The days are getting longer, the sun is getting brighter, and the snow in my lawn has melted—all of which point to the arrival of spring in the Tetons! The spring season is a time for renewal and growth, and it’s no wonder that Earth Day is also honored this time of year (Wednesday, April 22nd).The arrival of spring inspires me and my family to dust off the cobwebs, simplify and organize our piles of stuff, spend more time appreciating our surroundings and playing outside, and think about how we can collectively reduce, reuse, or recycle.
Have you ever wondered why we celebrate
Practicing the 3 R’s (reducing, reusing, and recycling) are ways to help honor the environment and make every day an earth day. While recycling may be viewed as a relatively recent activity spurred by the environmental movement, recycling and reusing products are not new concepts. Before the industrial age and the mass production of industrial goods, almost everyone recycled and repurposed products in one way or another. During times of economic depression, common households depended on recycling and using less to save money and survive. Teton Valley farmers and others who live off the land also regularly recycle and reuse, since buying new equipment and supplies are not only expensive, but often impractical and difficult due to the remoteness of our rural community. During the economic booms of the postwar eras, conservation and recycling became less appealing in our society as the mass production of goods made it easier to buy new and inexpensive products. After the emergence of the modern day environmental movement of the 60’s and 70’s and the first Earth Day, recycling, as well as reducing and reusing once again regained popularity and became main stream in America. With the advent and expansion of recycling facilities and technology, recycling today is more practical and easier to practice, and arguably more important, even in remote, rural communities like Teton Valley.
While there are numerous environmental benefits to recycling such as reducing air and water pollution, litter, landfill waste, and conserving natural resources and energy; recycling, reducing and reusing your waste also have significant economic benefits.

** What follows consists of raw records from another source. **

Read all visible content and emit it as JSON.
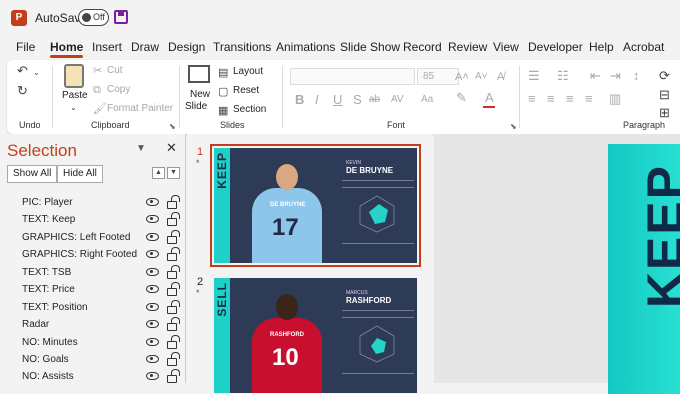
{
  "titlebar": {
    "app_icon": "powerpoint-icon",
    "autosave_label": "AutoSave",
    "autosave_state": "Off",
    "save_icon": "save-icon"
  },
  "tabs": [
    "File",
    "Home",
    "Insert",
    "Draw",
    "Design",
    "Transitions",
    "Animations",
    "Slide Show",
    "Record",
    "Review",
    "View",
    "Developer",
    "Help",
    "Acrobat"
  ],
  "active_tab": "Home",
  "ribbon": {
    "undo_group": "Undo",
    "clipboard": {
      "label": "Clipboard",
      "paste": "Paste",
      "cut": "Cut",
      "copy": "Copy",
      "format_painter": "Format Painter"
    },
    "slides": {
      "label": "Slides",
      "new_slide_line1": "New",
      "new_slide_line2": "Slide",
      "layout": "Layout",
      "reset": "Reset",
      "section": "Section"
    },
    "font": {
      "label": "Font",
      "size": "85",
      "bold": "B",
      "italic": "I",
      "underline": "U",
      "shadow": "S",
      "strike": "ab",
      "spacing": "AV",
      "case": "Aa"
    },
    "paragraph": {
      "label": "Paragraph"
    }
  },
  "selection_pane": {
    "title": "Selection",
    "show_all": "Show All",
    "hide_all": "Hide All",
    "items": [
      "PIC: Player",
      "TEXT: Keep",
      "GRAPHICS: Left Footed",
      "GRAPHICS: Right Footed",
      "TEXT: TSB",
      "TEXT: Price",
      "TEXT: Position",
      "Radar",
      "NO: Minutes",
      "NO: Goals",
      "NO: Assists"
    ]
  },
  "thumbnails": [
    {
      "number": "1",
      "star": "*",
      "side_text": "KEEP",
      "first_name": "KEVIN",
      "player_name": "DE BRUYNE",
      "jersey_name": "DE BRUYNE",
      "jersey_number": "17",
      "band_color": "#1fd0c8",
      "shirt_color": "#8ec5ea"
    },
    {
      "number": "2",
      "star": "*",
      "side_text": "SELL",
      "first_name": "MARCUS",
      "player_name": "RASHFORD",
      "jersey_name": "RASHFORD",
      "jersey_number": "10",
      "band_color": "#1fd0c8",
      "shirt_color": "#c8102e"
    }
  ],
  "canvas": {
    "big_text": "KEEP"
  },
  "colors": {
    "accent": "#c43e1c",
    "slide_bg": "#2d3b57",
    "teal": "#1fd0c8"
  }
}
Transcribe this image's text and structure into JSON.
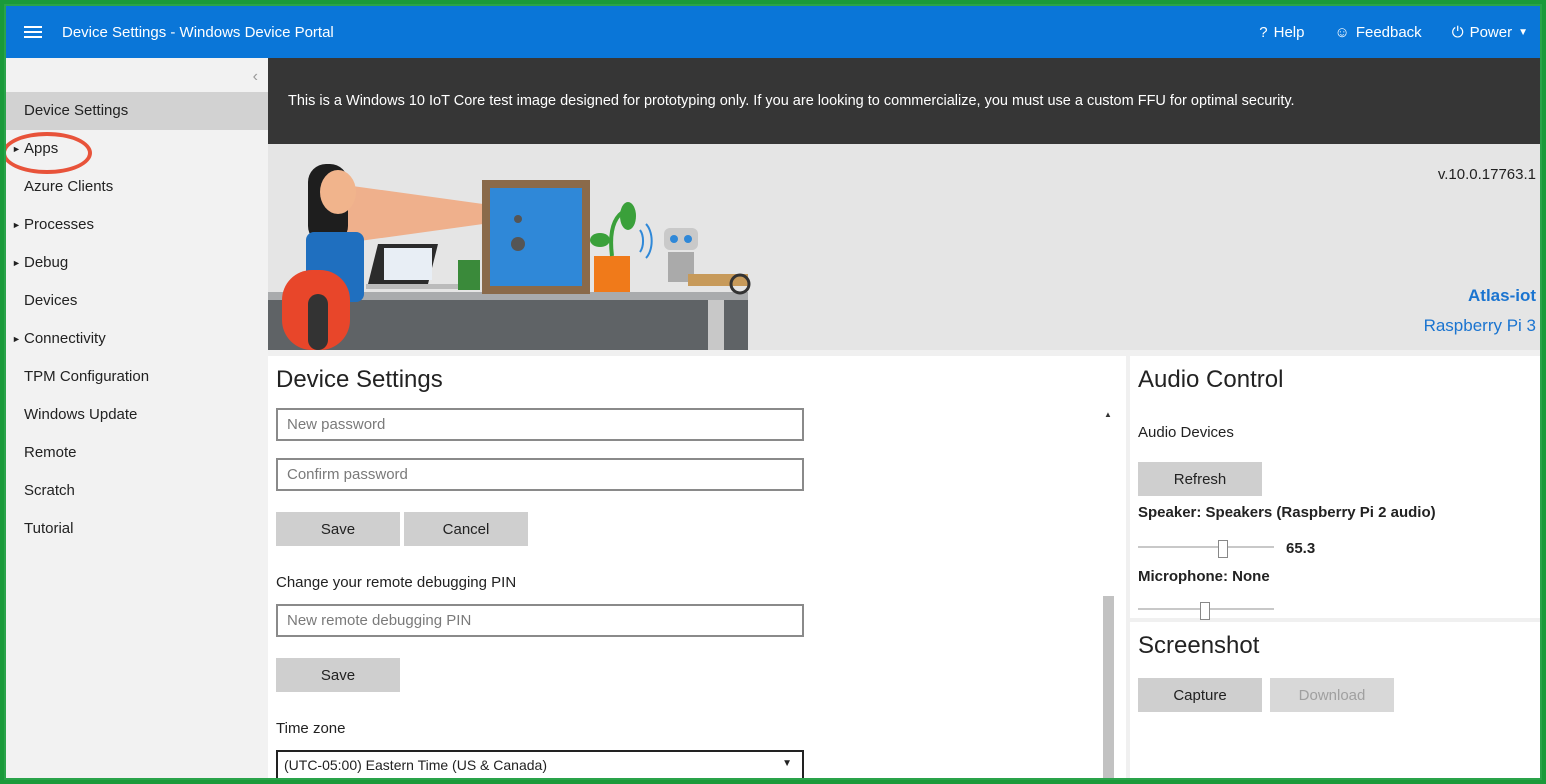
{
  "topbar": {
    "title": "Device Settings - Windows Device Portal",
    "help": "Help",
    "feedback": "Feedback",
    "power": "Power"
  },
  "sidebar": {
    "items": [
      {
        "label": "Device Settings",
        "expandable": false,
        "active": true
      },
      {
        "label": "Apps",
        "expandable": true
      },
      {
        "label": "Azure Clients",
        "expandable": false
      },
      {
        "label": "Processes",
        "expandable": true
      },
      {
        "label": "Debug",
        "expandable": true
      },
      {
        "label": "Devices",
        "expandable": false
      },
      {
        "label": "Connectivity",
        "expandable": true
      },
      {
        "label": "TPM Configuration",
        "expandable": false
      },
      {
        "label": "Windows Update",
        "expandable": false
      },
      {
        "label": "Remote",
        "expandable": false
      },
      {
        "label": "Scratch",
        "expandable": false
      },
      {
        "label": "Tutorial",
        "expandable": false
      }
    ]
  },
  "notice": "This is a Windows 10 IoT Core test image designed for prototyping only. If you are looking to commercialize, you must use a custom FFU for optimal security.",
  "hero": {
    "version": "v.10.0.17763.1",
    "device_name": "Atlas-iot",
    "device_model": "Raspberry Pi 3"
  },
  "device_settings": {
    "title": "Device Settings",
    "new_password_placeholder": "New password",
    "confirm_password_placeholder": "Confirm password",
    "save_label": "Save",
    "cancel_label": "Cancel",
    "pin_heading": "Change your remote debugging PIN",
    "pin_placeholder": "New remote debugging PIN",
    "pin_save_label": "Save",
    "timezone_label": "Time zone",
    "timezone_value": "(UTC-05:00) Eastern Time (US & Canada)"
  },
  "audio": {
    "title": "Audio Control",
    "devices_label": "Audio Devices",
    "refresh_label": "Refresh",
    "speaker_label": "Speaker: Speakers (Raspberry Pi 2 audio)",
    "speaker_volume": "65.3",
    "microphone_label": "Microphone: None"
  },
  "screenshot": {
    "title": "Screenshot",
    "capture_label": "Capture",
    "download_label": "Download"
  },
  "colors": {
    "accent": "#0a76d8",
    "annotation": "#e8533a",
    "device_name": "#1a74d0"
  }
}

Recycling helps support our county government and businesses that sort, haul, and broker recovered materials; saves taxpayer money by reducing the amount of garbage shipped to landfills; generates revenue through the sale of commodity recycled products; and provides secure jobs for those involved in the waste management industry.
This spring, and in honor of Earth Day, I encourage you, your friends and family, schools, and businesses to rethink ways that you can reduce, reuse, and recycle your trash and goods that are no longer used. To find out about the items that can be recycled in Teton Valley, please visit Teton Valley Community Recycling’s website at www.tetonrecycling.org and the Teton County Solid Waste and Recycling webpage found at www.tetoncountyidaho.gov. Thanks, and have a happy Earth Day!
Jen Werlin is the Executive Director of Teton Valley Community Recycling. For more information about waste reduction, reuse, and recycling, and/or to become involved with our community-wide efforts to reduce litter and landfill waste, please visit tetonrecycling.org.